You have found the perfect dress. You’ve tried it before and you know it looks good. Now it’s on sale, a discount so big that the store almost gives it away. Are you going to buy it?
For some of us, it’s a no-brainer. For others, it’s an ethical dilemma when shopping for clothes. What does more mean? How was the item made or how much did it cost? Is the most important information on the label or price tag?
Of the world industries that profit from the exploitation of workers, the fashion industry is notorious, in part because of the stark contrast between how fashion is produced and how it is marketed.
There are more people working under exploitative conditions than ever before. Globally, the apparel industry employs millions of people, with 65 million garment industry workers in Asia alone. The Clean Clothes campaign estimates that less than 1 percent of what you pay for a typical garment goes to the workers who made it.
Some work in conditions that are so exploitative that they meet the definition of being modern slaves – trapped in situations they can not leave due to coercion and threats.
But their situation is hidden by the distance between the worker and the buyer. Global supply chains have helped such utilization to hide and thrive.
Do we really care and what can we do?
We conducted in-depth interviews with 21 women who buy “fast fashion” – “on-trend” clothes made and sold at very low cost – to find out how much they care about the conditions of the workers who make their clothes, and what they do to prevent slave-making clothing. Well-known fast-fashion brands include H&M, Zara and Uniqlo.
What they told us highlights the inadequacy of trying to eradicate exploitation in the fashion industry by relying on consumers to carry out the heavy lifting. Consumers struggle to seek reliable information on ethical practices and become overwhelmed when trying to navigate ethical consumerism.
Out of sight, out of mind
The 21 participants in our research were women aged 18 to 55 with diverse backgrounds across Australia. We selected participants who were aware of exploitation in the fashion industry, but who had still bought solid fashion in the previous six months. This was not a study but qualitative research involving in-depth interviews to understand the interruption between consciousness and action.
Our central conclusion is that the physical and cultural distance of clothing consumers from those who make the clothes makes it difficult to relate to their experience. Even though we’ve seen pictures of sweatshops, it’s still hard to understand what working conditions really are like.
As Fiona *, a woman in her late 30s put it, “I do not think people care [but] it is not in an ugly way. It’s like an out of sight, out of mind situation. “
This problem of geographical and cultural distance between clothing workers and fashion buyers highlights the lack of solutions based on driving change in the industry through consumer activism.
Who is responsible?
Australia’s Modern Slavery Act, for example, only tackles the problem by requiring large companies to report to a public register on their efforts to identify risks of modern slavery in their supply chains and what they are doing to eliminate those risks.
While greater transparency is certainly a major step forward for the industry, the legislation still presupposes that the threat of damage to reputation is enough to make industry actors change their ways.

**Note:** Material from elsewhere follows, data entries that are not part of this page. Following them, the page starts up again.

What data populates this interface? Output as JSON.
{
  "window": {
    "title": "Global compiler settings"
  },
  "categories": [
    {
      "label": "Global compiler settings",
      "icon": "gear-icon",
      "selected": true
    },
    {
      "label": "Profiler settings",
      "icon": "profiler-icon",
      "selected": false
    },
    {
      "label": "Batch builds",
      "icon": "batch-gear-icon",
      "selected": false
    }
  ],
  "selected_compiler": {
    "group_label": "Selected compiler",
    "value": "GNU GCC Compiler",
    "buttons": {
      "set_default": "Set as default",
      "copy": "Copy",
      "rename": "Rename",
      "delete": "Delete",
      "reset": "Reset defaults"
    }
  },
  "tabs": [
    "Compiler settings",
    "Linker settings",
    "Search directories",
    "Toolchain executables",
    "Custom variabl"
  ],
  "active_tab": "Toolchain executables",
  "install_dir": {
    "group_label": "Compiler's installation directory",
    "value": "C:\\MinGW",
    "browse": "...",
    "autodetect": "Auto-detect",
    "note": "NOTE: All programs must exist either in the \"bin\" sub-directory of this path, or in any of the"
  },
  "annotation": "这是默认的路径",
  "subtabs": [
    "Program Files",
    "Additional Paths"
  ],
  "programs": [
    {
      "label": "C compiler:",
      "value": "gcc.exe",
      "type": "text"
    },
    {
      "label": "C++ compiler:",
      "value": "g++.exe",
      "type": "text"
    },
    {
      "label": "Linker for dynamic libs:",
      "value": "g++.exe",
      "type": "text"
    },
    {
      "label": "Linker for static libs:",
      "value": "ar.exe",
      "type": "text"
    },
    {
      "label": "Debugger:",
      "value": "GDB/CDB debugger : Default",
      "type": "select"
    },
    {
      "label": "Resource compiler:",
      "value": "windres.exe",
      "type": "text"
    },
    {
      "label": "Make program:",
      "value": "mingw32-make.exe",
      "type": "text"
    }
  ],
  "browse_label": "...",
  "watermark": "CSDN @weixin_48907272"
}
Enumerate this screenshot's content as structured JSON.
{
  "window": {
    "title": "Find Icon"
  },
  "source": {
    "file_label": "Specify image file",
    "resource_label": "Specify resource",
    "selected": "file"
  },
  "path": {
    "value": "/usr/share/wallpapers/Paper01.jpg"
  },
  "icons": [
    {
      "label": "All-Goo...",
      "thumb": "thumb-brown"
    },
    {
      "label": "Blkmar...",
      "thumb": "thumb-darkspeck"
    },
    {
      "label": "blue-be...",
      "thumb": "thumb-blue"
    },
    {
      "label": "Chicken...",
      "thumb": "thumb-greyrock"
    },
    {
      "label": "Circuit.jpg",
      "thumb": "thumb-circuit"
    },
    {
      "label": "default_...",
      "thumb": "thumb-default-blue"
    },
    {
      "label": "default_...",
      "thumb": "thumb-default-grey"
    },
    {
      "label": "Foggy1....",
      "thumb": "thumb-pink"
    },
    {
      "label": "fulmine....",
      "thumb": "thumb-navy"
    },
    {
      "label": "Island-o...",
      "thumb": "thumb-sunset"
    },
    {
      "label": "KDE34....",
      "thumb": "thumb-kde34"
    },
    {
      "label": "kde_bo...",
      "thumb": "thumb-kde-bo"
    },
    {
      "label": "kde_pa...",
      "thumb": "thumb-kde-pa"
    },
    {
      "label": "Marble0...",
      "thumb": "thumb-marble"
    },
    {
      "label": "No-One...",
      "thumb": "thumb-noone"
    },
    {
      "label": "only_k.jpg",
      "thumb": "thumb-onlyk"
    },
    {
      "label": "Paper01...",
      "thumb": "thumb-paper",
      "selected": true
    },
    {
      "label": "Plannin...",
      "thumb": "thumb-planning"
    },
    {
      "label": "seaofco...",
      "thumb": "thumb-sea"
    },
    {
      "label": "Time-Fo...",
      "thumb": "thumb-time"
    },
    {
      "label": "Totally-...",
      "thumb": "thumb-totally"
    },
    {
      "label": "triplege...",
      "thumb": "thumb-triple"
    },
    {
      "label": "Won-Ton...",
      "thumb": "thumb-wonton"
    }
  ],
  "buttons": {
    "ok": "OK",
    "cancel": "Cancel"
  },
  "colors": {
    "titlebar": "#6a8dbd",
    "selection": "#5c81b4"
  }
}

The success of legislation depends to a large extent on the ability of activist organizations to see through and publicize companies’ performance in an effort to encourage consumers to hold companies accountable.
All of our interviewees told us that they felt unfairly burdened with the responsibility of seeking information about working conditions and ethical practices in order to hold retailers accountable or to feel empowered to make the “correct” ethical choice.
“It’s sometimes too hard to actually trace the line of whether something is made ethically,” said Zoe *, a woman in her early 20s.
Given that many retailers themselves are unaware of their own supply chains, it takes a lot to expect the average consumer to unravel the truth and make ethical purchasing choices.
Confusion + overwhelm = passivity
“We have to act on what we care about, what’s in line with our values, family values, budget,” said Sarah *, who is in her early 40s.
She said she copes with feeling overwhelmed by ignoring some issues and focusing on the ethical actions she knew would make a difference. “I do so many other good things,” she said. “We can not be perfect and I can only do so much.”
Other participants also talked about juggling reflections on environmental and social impacts.
“It’s made in Bangladesh, but it’s 100 percent cotton, so I do not know, is it ethical?” so said Lauren *, a woman in her early 20s. “It depends on what qualifies as ethical […] and what’s just marketing. “
By comparison, participants felt that their actions to mitigate environmental damage made a tangible difference. They could see the impact and felt rewarded and empowered to continue making positive changes. This was not the case for modern slavery and labor rights more generally.
Fast fashion is a lucrative market with billions in profits thanks to the work of the lowest paid workers in the world.
There is no doubt that consumers have a lot of power, and we should not absolve consumers for their part in creating demand for the cheapest clothes humanly – or inhumanely – possible.
But consumer choice alone is insufficient. We need a system where all our clothing choices are ethical, where we do not have to make a choice between what is right and what is cheap.
Names of survey participants have been changed to protect their anonymity.
Tara Stringer is a PhD candidate, Alice Payne is an Associate Professor of Fashion and Gary Mortimer is a Professor of Marketing and Consumer Behavior at Queensland University of Technology. This piece first appeared on The Conversation.